PROBLEM: Scan the entries below. Return every line that includes "icon".

SOURCE DATA:

****************************************

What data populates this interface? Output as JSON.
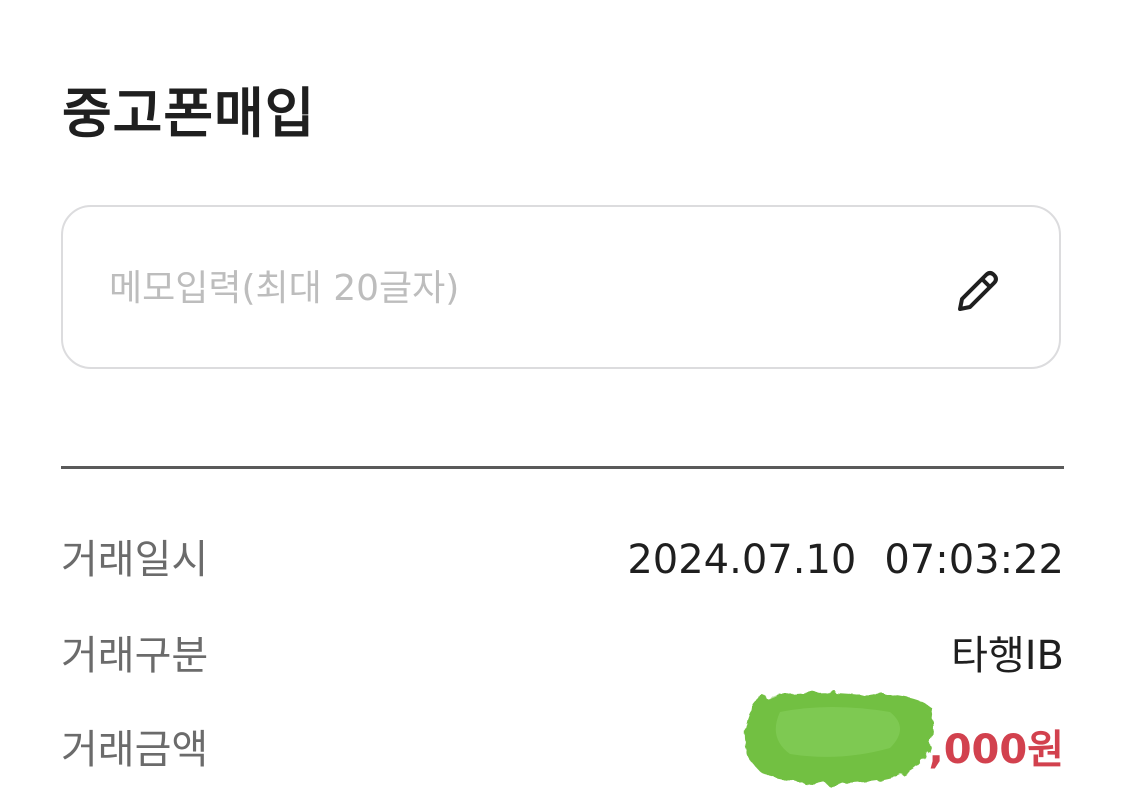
{
  "header": {
    "title": "중고폰매입"
  },
  "memo": {
    "placeholder": "메모입력(최대 20글자)",
    "value": "",
    "edit_icon": "pencil-icon"
  },
  "details": [
    {
      "label": "거래일시",
      "date": "2024.07.10",
      "time": "07:03:22"
    },
    {
      "label": "거래구분",
      "value": "타행IB"
    },
    {
      "label": "거래금액",
      "value": ",000원",
      "value_color": "#d2414e"
    }
  ],
  "colors": {
    "text_primary": "#1f1f1f",
    "text_label": "#6b6b6b",
    "amount": "#d2414e",
    "border": "#dcdcde",
    "redaction": "#72c043"
  }
}
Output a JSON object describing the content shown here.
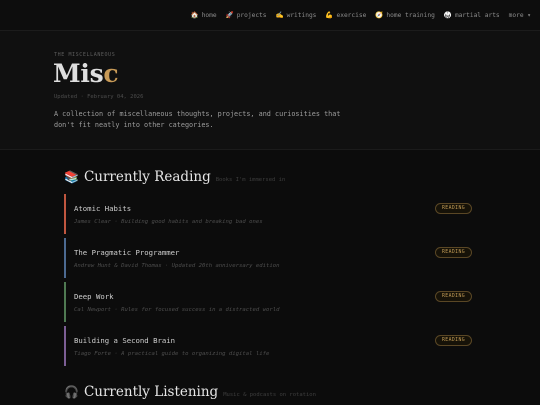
{
  "nav": {
    "items": [
      {
        "icon": "🏠",
        "label": "home"
      },
      {
        "icon": "🚀",
        "label": "projects"
      },
      {
        "icon": "✍️",
        "label": "writings"
      },
      {
        "icon": "💪",
        "label": "exercise"
      },
      {
        "icon": "🧭",
        "label": "home training"
      },
      {
        "icon": "🥋",
        "label": "martial arts"
      }
    ],
    "more": "more ▾"
  },
  "header": {
    "eyebrow": "THE MISCELLANEOUS",
    "title_main": "Mis",
    "title_accent": "c",
    "updated": "Updated · February 04, 2026",
    "intro": "A collection of miscellaneous thoughts, projects, and curiosities that don't fit neatly into other categories."
  },
  "reading": {
    "emoji": "📚",
    "title": "Currently Reading",
    "subtitle": "Books I'm immersed in",
    "books": [
      {
        "title": "Atomic Habits",
        "meta": "James Clear · Building good habits and breaking bad ones",
        "badge": "READING",
        "color": "#c0563f"
      },
      {
        "title": "The Pragmatic Programmer",
        "meta": "Andrew Hunt & David Thomas · Updated 20th anniversary edition",
        "badge": "READING",
        "color": "#4c6a91"
      },
      {
        "title": "Deep Work",
        "meta": "Cal Newport · Rules for focused success in a distracted world",
        "badge": "READING",
        "color": "#4f7a52"
      },
      {
        "title": "Building a Second Brain",
        "meta": "Tiago Forte · A practical guide to organizing digital life",
        "badge": "READING",
        "color": "#7c5e95"
      }
    ]
  },
  "listening": {
    "emoji": "🎧",
    "title": "Currently Listening",
    "subtitle": "Music & podcasts on rotation"
  }
}
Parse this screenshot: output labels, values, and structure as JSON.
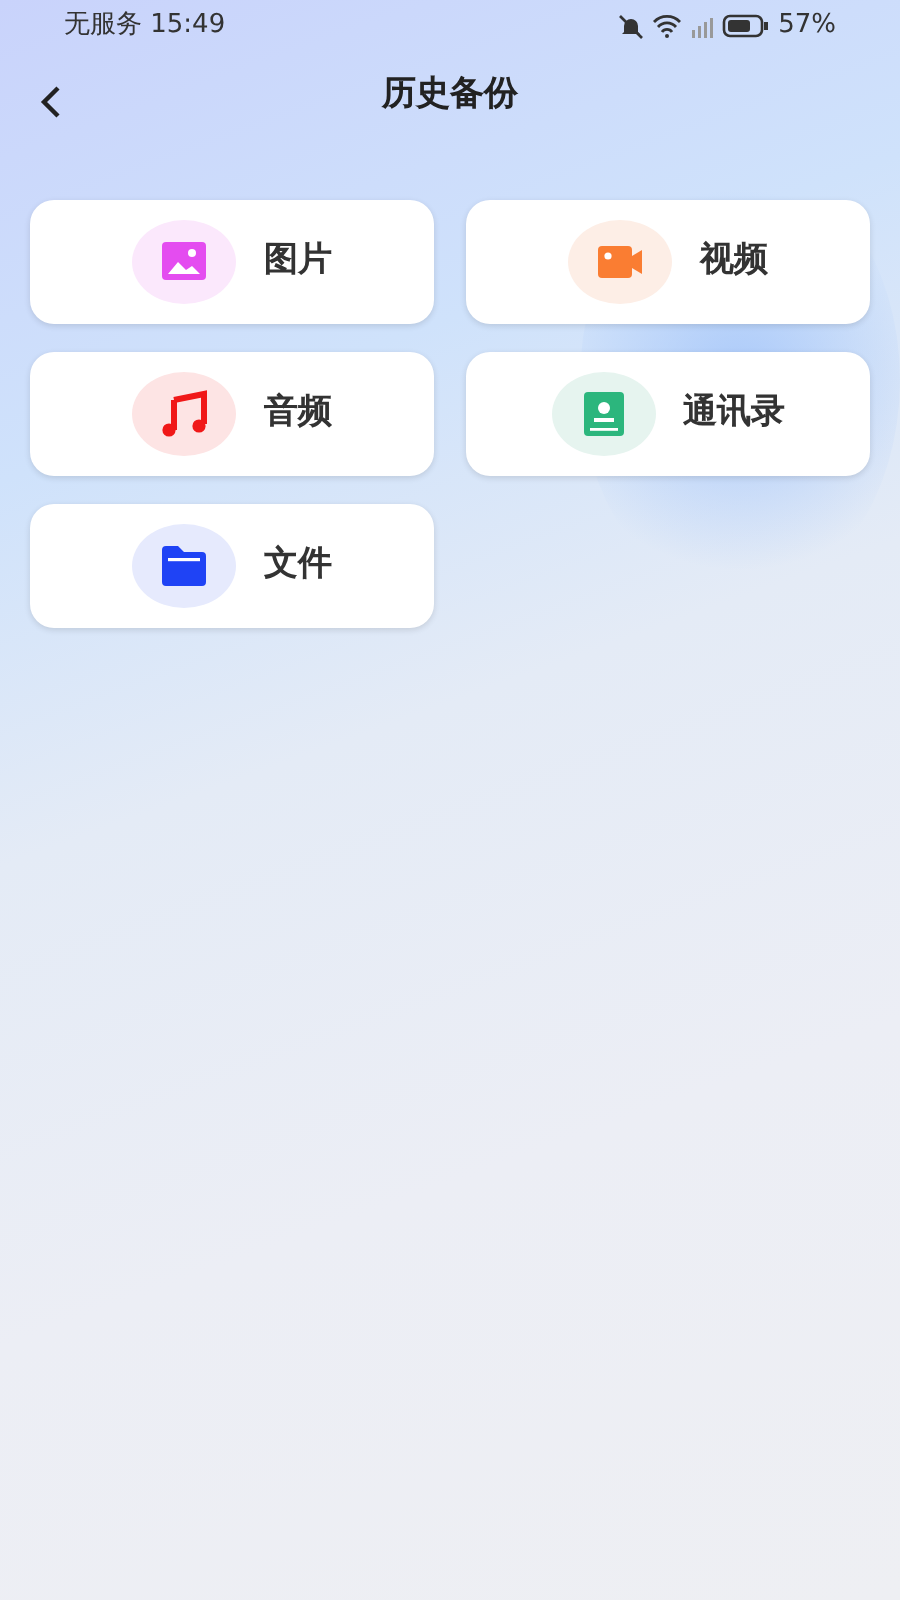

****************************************

EXERCISE RESPONSE:
    "edit_icon": "pencil-icon"
        "icon": "🏠",
        "icon": "🚀",
        "icon": "✍️",
        "icon": "💪",
        "icon": "🧭",
        "icon": "🥋",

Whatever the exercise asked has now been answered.